Students from across the state gathered outside Quinn's office at the Capitol to rally for the measure, which would provide $50 million to college students with financial need next year.
"Our great institutions of higher learning in Illinois depend on making sure that we have education — not just for the elite who have a whole bunch of money but rather for everybody," Quinn said.
"We have to have a learning society in Illinois. We have not one person to miss. If they have that ability to go to college, we don't want them to be denied that opportunity because of a lack of money," he added.
With the state's temporary income tax increase scheduled to sunset Jan. 1, next year's MAP budget could potentially be cut to $322.8 million, down from $373.2 million in 2014.
Quinn wants to make the 67 percent increase permanent, and put $423.2 million toward the program next year.
More than 140,000 students receive aid under the program, and 21,000 more would get assistance under Quinn's program.
Amanda Kriegl, a senior at Augustana College, said she "absolutely could not" afford to attend the school without state assistance.
"I come from a low-income family, so it's really hard for us to even come up with the funds," Kriegl said. "I'm a first-generation college student, and I'll be graduating in about three weeks. Having the MAP grant really made everything possible."
Aaron Von Qualen, a student trustee at Illinois State University, said state assistance has a big impact on campus.
"Many of our students benefit from state aid," Von Qualen said. "It's something we have to have in order to keep our institution in the positive trajectory that we're going."
But he added that he understands some of the funding challenges facing the state.

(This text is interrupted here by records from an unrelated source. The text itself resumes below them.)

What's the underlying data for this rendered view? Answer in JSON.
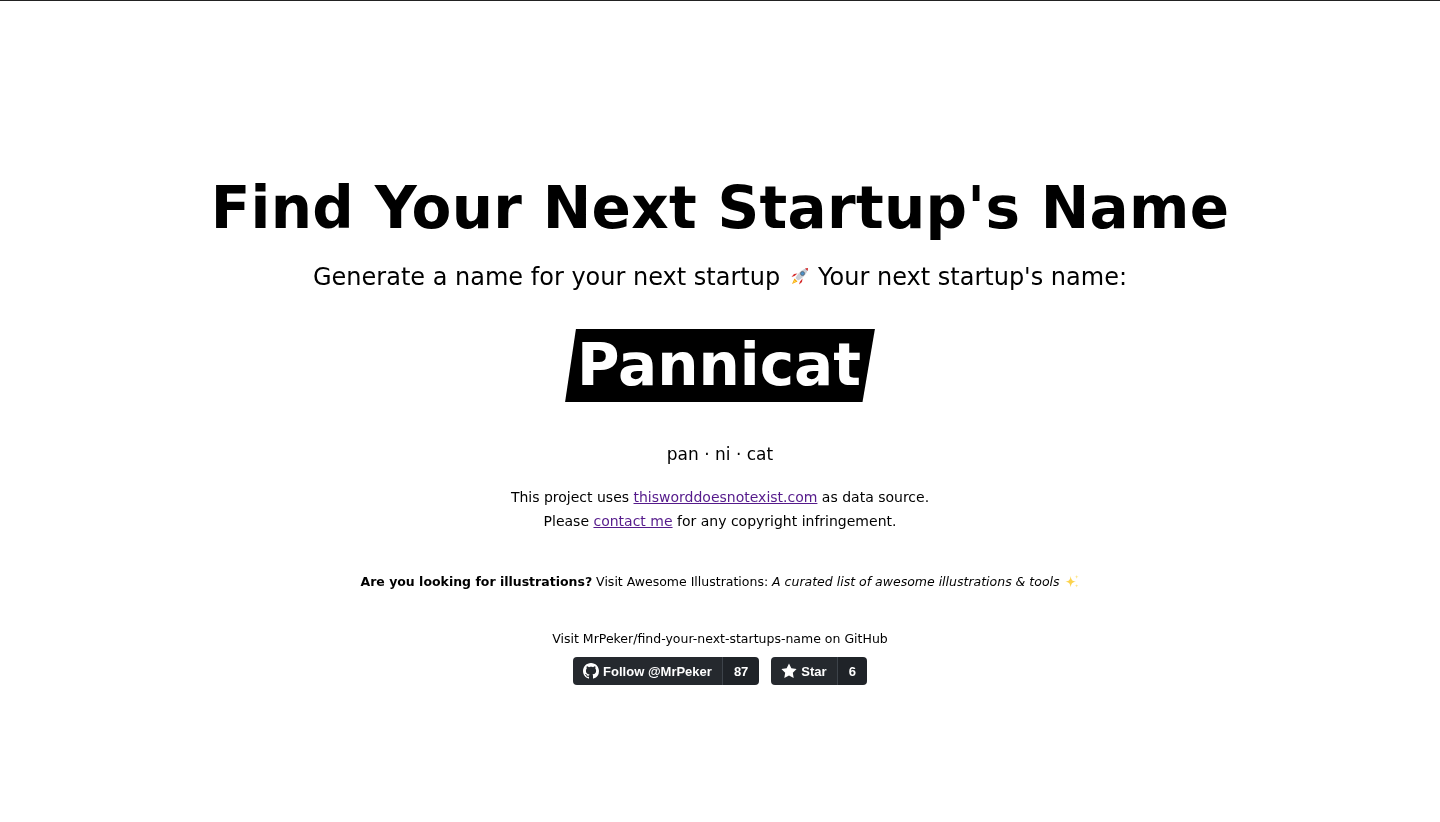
{
  "title": "Find Your Next Startup's Name",
  "subtitle": {
    "text": "Generate a name for your next startup",
    "prompt": "Your next startup's name:"
  },
  "generated_name": {
    "word": "Pannicat",
    "syllables": "pan · ni · cat"
  },
  "notes": [
    {
      "before": "This project uses ",
      "link": "thisworddoesnotexist.com",
      "after": " as data source."
    },
    {
      "before": "Please ",
      "link": "contact me",
      "after": " for any copyright infringement."
    }
  ],
  "promo": {
    "text": "**Are you looking for illustrations?** Visit Awesome Illustrations: *A curated list of awesome illustrations & tools*"
  },
  "github": {
    "caption": "Visit MrPeker/find-your-next-startups-name on GitHub",
    "buttons": [
      {
        "kind": "follow",
        "label": "Follow @MrPeker",
        "count": "87"
      },
      {
        "kind": "star",
        "label": "Star",
        "count": "6"
      }
    ]
  }
}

"It's a tough time for everybody, but higher education is very important," he said. "More state appropriations would probably lower the cost of education in Illinois and keep those students within our borders."